As other have said, cycling a tank normally takes 4 to 6 weeks. Some types of bottled bacteria seem to help but without being able to test you can't know whether or not the tank is cycled. Also by using fish food as your ammonia source you can't know how much ammonia is being produced.

Thankfully it isn't going to take a great deal of it since this tank will one day house a single fish. When using fish food as the ammonia source I recommend you use finely ground flakes. For the first week I would add a pinch of food daily. After that feed every third day. This should keep a constant supply of ammonia in the tank. Without testing though we still can't know how much ammonia is being produced or know when the cycle is complete.

or follow jdhef 's good advice if you can get Tetra Safe Start plus. As long as the instructions are followed just as written folks have had success in cycling their tank sooner than 4 to 6 weeks. Without being able to test you still won't know if the tank successfully cycled.

As he also pointed out. As long as you don't over feed and you change out half the water in the tank each and every week it may not matter if the tank never actually completes its cycle.

BTW: What size tank are we talking about?
 

Dunk2

There are a fair number of folks, including jdhef , who have had success using Tetra Safe Start Plus. Probably due to my own mistake(s) using it, I’m not one of them.

Given my experience, I would not “do nothing” for the 14 days after dosing Safe Start.

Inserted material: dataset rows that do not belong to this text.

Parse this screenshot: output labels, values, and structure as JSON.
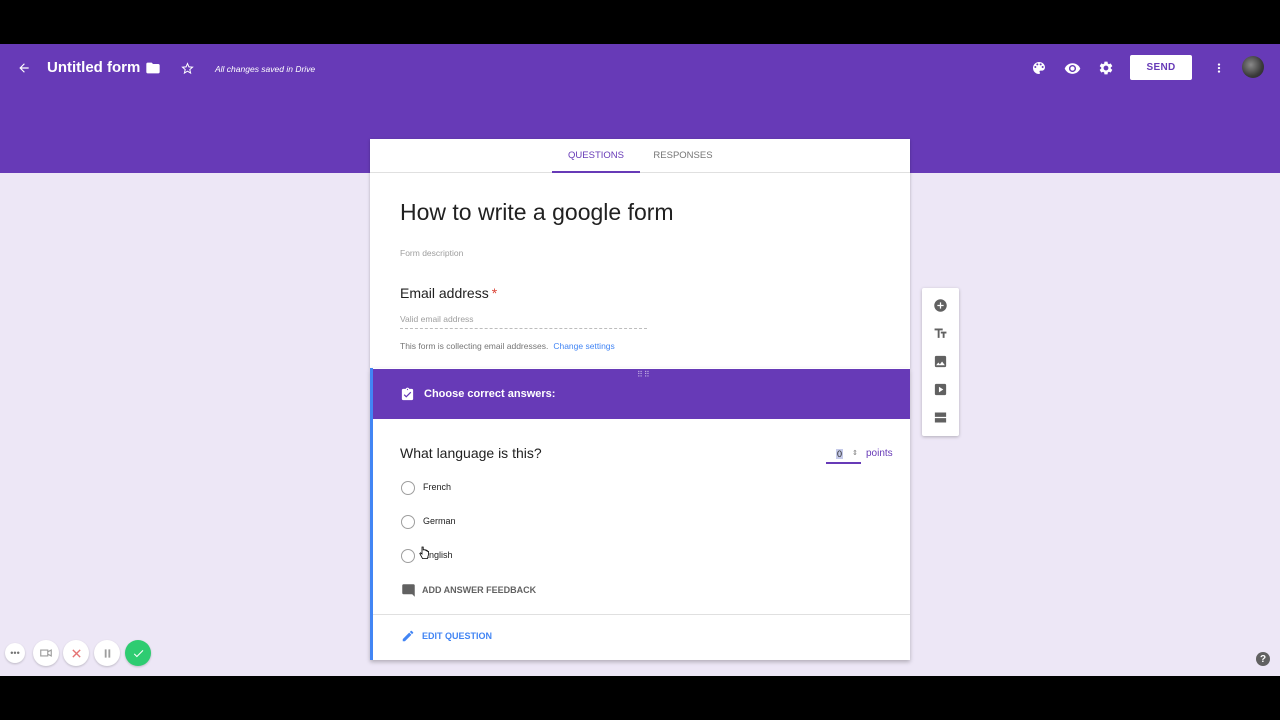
{
  "header": {
    "title": "Untitled form",
    "save_status": "All changes saved in Drive",
    "send_label": "SEND"
  },
  "tabs": [
    {
      "label": "QUESTIONS",
      "active": true
    },
    {
      "label": "RESPONSES",
      "active": false
    }
  ],
  "form": {
    "title": "How to write a google form",
    "description_placeholder": "Form description",
    "email": {
      "label": "Email address",
      "required_mark": "*",
      "placeholder": "Valid email address",
      "note": "This form is collecting email addresses.",
      "change_link": "Change settings"
    }
  },
  "question": {
    "answer_key_header": "Choose correct answers:",
    "title": "What language is this?",
    "points_value": "0",
    "points_label": "points",
    "options": [
      "French",
      "German",
      "English"
    ],
    "feedback_label": "ADD ANSWER FEEDBACK",
    "edit_label": "EDIT QUESTION"
  },
  "side_tools": [
    "add-question-icon",
    "title-text-icon",
    "image-icon",
    "video-icon",
    "section-icon"
  ],
  "help_label": "?",
  "colors": {
    "primary": "#673ab7",
    "background": "#ede7f6",
    "accent_blue": "#4285f4",
    "required_red": "#db4437",
    "recorder_green": "#2ecc71"
  }
}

Given a number of variables that might impact the effectiveness of Safe Start, I would test ammonia levels daily as you would do with any tank that isn’t fully cycled.
 

Similar Aquarium Threads

Replies
64
Views
742
breadsheeran
Replies
3
Views
378
KinsKicks
Replies
13
Views
265
AngelsAndDemons
Replies
4
Views
3K
jwjmcd
  • Question
Replies
8
Views
154
imyourhuckleberry

Random Great Thread!

Latest Aquarium Threads

Top Bottom